Items from a dataset
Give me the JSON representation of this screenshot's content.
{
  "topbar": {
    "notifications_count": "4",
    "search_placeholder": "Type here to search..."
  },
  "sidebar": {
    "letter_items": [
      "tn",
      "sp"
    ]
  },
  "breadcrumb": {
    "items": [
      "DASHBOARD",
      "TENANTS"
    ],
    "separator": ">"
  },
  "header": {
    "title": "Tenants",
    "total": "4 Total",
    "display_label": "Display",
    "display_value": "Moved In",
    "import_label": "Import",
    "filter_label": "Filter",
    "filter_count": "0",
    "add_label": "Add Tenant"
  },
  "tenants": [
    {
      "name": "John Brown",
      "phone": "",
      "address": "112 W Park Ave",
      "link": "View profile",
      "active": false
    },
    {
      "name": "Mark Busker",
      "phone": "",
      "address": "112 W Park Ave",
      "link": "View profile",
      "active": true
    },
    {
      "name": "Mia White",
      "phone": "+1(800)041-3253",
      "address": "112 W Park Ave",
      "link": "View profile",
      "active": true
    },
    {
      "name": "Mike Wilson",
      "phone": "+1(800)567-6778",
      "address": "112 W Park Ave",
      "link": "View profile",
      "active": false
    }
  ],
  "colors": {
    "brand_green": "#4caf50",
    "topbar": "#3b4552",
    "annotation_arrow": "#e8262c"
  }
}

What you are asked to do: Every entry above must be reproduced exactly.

Task output:
Give me the JSON representation of this screenshot's content.
{
  "topbar": {
    "notifications_count": "4",
    "search_placeholder": "Type here to search..."
  },
  "sidebar": {
    "letter_items": [
      "tn",
      "sp"
    ]
  },
  "breadcrumb": {
    "items": [
      "DASHBOARD",
      "TENANTS"
    ],
    "separator": ">"
  },
  "header": {
    "title": "Tenants",
    "total": "4 Total",
    "display_label": "Display",
    "display_value": "Moved In",
    "import_label": "Import",
    "filter_label": "Filter",
    "filter_count": "0",
    "add_label": "Add Tenant"
  },
  "tenants": [
    {
      "name": "John Brown",
      "phone": "",
      "address": "112 W Park Ave",
      "link": "View profile",
      "active": false
    },
    {
      "name": "Mark Busker",
      "phone": "",
      "address": "112 W Park Ave",
      "link": "View profile",
      "active": true
    },
    {
      "name": "Mia White",
      "phone": "+1(800)041-3253",
      "address": "112 W Park Ave",
      "link": "View profile",
      "active": true
    },
    {
      "name": "Mike Wilson",
      "phone": "+1(800)567-6778",
      "address": "112 W Park Ave",
      "link": "View profile",
      "active": false
    }
  ],
  "colors": {
    "brand_green": "#4caf50",
    "topbar": "#3b4552",
    "annotation_arrow": "#e8262c"
  }
}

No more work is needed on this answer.